● **Page and application data records**:
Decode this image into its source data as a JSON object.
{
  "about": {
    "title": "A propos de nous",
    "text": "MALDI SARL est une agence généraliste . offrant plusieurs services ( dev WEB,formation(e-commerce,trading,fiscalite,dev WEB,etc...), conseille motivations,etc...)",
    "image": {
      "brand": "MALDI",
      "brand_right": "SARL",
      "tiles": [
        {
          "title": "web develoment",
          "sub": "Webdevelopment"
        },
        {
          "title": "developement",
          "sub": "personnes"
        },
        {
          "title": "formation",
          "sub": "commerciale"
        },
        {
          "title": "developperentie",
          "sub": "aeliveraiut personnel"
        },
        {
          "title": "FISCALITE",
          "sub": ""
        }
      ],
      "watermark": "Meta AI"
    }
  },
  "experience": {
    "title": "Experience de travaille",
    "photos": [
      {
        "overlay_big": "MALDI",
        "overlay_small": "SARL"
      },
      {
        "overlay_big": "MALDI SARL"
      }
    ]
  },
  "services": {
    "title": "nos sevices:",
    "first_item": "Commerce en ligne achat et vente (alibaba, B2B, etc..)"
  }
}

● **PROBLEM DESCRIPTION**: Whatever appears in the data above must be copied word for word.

● **WRITTEN SOLUTION**:
Decode this image into its source data as a JSON object.
{
  "about": {
    "title": "A propos de nous",
    "text": "MALDI SARL est une agence généraliste . offrant plusieurs services ( dev WEB,formation(e-commerce,trading,fiscalite,dev WEB,etc...), conseille motivations,etc...)",
    "image": {
      "brand": "MALDI",
      "brand_right": "SARL",
      "tiles": [
        {
          "title": "web develoment",
          "sub": "Webdevelopment"
        },
        {
          "title": "developement",
          "sub": "personnes"
        },
        {
          "title": "formation",
          "sub": "commerciale"
        },
        {
          "title": "developperentie",
          "sub": "aeliveraiut personnel"
        },
        {
          "title": "FISCALITE",
          "sub": ""
        }
      ],
      "watermark": "Meta AI"
    }
  },
  "experience": {
    "title": "Experience de travaille",
    "photos": [
      {
        "overlay_big": "MALDI",
        "overlay_small": "SARL"
      },
      {
        "overlay_big": "MALDI SARL"
      }
    ]
  },
  "services": {
    "title": "nos sevices:",
    "first_item": "Commerce en ligne achat et vente (alibaba, B2B, etc..)"
  }
}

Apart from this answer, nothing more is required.